**Study material**
· · · · · · ·

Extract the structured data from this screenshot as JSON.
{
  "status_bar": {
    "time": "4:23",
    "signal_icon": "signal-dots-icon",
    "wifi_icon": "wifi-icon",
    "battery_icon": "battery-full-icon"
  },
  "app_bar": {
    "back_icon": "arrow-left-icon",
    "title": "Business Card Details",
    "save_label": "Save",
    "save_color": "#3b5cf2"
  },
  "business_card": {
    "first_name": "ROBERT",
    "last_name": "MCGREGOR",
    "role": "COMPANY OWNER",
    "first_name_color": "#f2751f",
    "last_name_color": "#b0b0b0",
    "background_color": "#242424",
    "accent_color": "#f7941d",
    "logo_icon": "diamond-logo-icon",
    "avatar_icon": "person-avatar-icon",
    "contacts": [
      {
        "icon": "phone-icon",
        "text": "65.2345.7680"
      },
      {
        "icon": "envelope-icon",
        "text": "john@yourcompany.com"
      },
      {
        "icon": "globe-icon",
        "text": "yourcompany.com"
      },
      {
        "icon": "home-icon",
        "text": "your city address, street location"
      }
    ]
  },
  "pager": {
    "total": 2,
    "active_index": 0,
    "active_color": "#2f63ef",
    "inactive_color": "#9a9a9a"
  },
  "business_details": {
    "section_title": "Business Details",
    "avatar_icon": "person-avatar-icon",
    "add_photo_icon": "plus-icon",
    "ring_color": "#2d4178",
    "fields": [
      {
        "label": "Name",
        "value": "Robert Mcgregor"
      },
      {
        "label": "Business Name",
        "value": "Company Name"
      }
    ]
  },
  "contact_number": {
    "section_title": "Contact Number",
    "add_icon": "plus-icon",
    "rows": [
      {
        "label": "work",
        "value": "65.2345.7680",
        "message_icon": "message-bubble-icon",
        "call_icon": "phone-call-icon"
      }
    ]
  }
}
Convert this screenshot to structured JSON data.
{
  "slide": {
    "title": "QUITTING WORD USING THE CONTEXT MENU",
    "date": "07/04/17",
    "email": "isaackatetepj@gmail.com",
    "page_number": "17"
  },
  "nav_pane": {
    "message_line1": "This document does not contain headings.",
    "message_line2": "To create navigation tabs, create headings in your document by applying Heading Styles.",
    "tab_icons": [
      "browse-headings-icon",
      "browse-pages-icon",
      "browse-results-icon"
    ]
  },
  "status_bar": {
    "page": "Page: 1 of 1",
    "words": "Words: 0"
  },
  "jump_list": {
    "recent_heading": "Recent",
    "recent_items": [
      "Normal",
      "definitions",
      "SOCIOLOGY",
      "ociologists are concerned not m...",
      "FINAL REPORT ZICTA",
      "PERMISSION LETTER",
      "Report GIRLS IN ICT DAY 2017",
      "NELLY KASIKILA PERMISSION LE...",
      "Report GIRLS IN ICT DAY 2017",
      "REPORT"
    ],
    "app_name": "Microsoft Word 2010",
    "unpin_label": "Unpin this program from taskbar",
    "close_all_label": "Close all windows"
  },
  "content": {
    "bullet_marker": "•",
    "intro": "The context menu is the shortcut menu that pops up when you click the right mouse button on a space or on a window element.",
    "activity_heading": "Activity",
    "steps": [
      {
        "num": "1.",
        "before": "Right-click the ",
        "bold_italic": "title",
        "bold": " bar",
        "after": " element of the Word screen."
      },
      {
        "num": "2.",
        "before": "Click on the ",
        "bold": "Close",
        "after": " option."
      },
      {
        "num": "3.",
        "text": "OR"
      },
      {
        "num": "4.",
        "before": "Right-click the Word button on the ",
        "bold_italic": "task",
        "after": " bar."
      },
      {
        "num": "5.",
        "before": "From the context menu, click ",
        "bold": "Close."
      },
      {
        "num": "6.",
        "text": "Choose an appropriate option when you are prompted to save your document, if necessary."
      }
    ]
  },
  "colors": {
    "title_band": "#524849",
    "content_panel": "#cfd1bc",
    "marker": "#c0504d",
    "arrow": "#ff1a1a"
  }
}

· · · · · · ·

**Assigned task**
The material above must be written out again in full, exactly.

**Solution for this problem**
Extract the structured data from this screenshot as JSON.
{
  "status_bar": {
    "time": "4:23",
    "signal_icon": "signal-dots-icon",
    "wifi_icon": "wifi-icon",
    "battery_icon": "battery-full-icon"
  },
  "app_bar": {
    "back_icon": "arrow-left-icon",
    "title": "Business Card Details",
    "save_label": "Save",
    "save_color": "#3b5cf2"
  },
  "business_card": {
    "first_name": "ROBERT",
    "last_name": "MCGREGOR",
    "role": "COMPANY OWNER",
    "first_name_color": "#f2751f",
    "last_name_color": "#b0b0b0",
    "background_color": "#242424",
    "accent_color": "#f7941d",
    "logo_icon": "diamond-logo-icon",
    "avatar_icon": "person-avatar-icon",
    "contacts": [
      {
        "icon": "phone-icon",
        "text": "65.2345.7680"
      },
      {
        "icon": "envelope-icon",
        "text": "john@yourcompany.com"
      },
      {
        "icon": "globe-icon",
        "text": "yourcompany.com"
      },
      {
        "icon": "home-icon",
        "text": "your city address, street location"
      }
    ]
  },
  "pager": {
    "total": 2,
    "active_index": 0,
    "active_color": "#2f63ef",
    "inactive_color": "#9a9a9a"
  },
  "business_details": {
    "section_title": "Business Details",
    "avatar_icon": "person-avatar-icon",
    "add_photo_icon": "plus-icon",
    "ring_color": "#2d4178",
    "fields": [
      {
        "label": "Name",
        "value": "Robert Mcgregor"
      },
      {
        "label": "Business Name",
        "value": "Company Name"
      }
    ]
  },
  "contact_number": {
    "section_title": "Contact Number",
    "add_icon": "plus-icon",
    "rows": [
      {
        "label": "work",
        "value": "65.2345.7680",
        "message_icon": "message-bubble-icon",
        "call_icon": "phone-call-icon"
      }
    ]
  }
}
Convert this screenshot to structured JSON data.
{
  "slide": {
    "title": "QUITTING WORD USING THE CONTEXT MENU",
    "date": "07/04/17",
    "email": "isaackatetepj@gmail.com",
    "page_number": "17"
  },
  "nav_pane": {
    "message_line1": "This document does not contain headings.",
    "message_line2": "To create navigation tabs, create headings in your document by applying Heading Styles.",
    "tab_icons": [
      "browse-headings-icon",
      "browse-pages-icon",
      "browse-results-icon"
    ]
  },
  "status_bar": {
    "page": "Page: 1 of 1",
    "words": "Words: 0"
  },
  "jump_list": {
    "recent_heading": "Recent",
    "recent_items": [
      "Normal",
      "definitions",
      "SOCIOLOGY",
      "ociologists are concerned not m...",
      "FINAL REPORT ZICTA",
      "PERMISSION LETTER",
      "Report GIRLS IN ICT DAY 2017",
      "NELLY KASIKILA PERMISSION LE...",
      "Report GIRLS IN ICT DAY 2017",
      "REPORT"
    ],
    "app_name": "Microsoft Word 2010",
    "unpin_label": "Unpin this program from taskbar",
    "close_all_label": "Close all windows"
  },
  "content": {
    "bullet_marker": "•",
    "intro": "The context menu is the shortcut menu that pops up when you click the right mouse button on a space or on a window element.",
    "activity_heading": "Activity",
    "steps": [
      {
        "num": "1.",
        "before": "Right-click the ",
        "bold_italic": "title",
        "bold": " bar",
        "after": " element of the Word screen."
      },
      {
        "num": "2.",
        "before": "Click on the ",
        "bold": "Close",
        "after": " option."
      },
      {
        "num": "3.",
        "text": "OR"
      },
      {
        "num": "4.",
        "before": "Right-click the Word button on the ",
        "bold_italic": "task",
        "after": " bar."
      },
      {
        "num": "5.",
        "before": "From the context menu, click ",
        "bold": "Close."
      },
      {
        "num": "6.",
        "text": "Choose an appropriate option when you are prompted to save your document, if necessary."
      }
    ]
  },
  "colors": {
    "title_band": "#524849",
    "content_panel": "#cfd1bc",
    "marker": "#c0504d",
    "arrow": "#ff1a1a"
  }
}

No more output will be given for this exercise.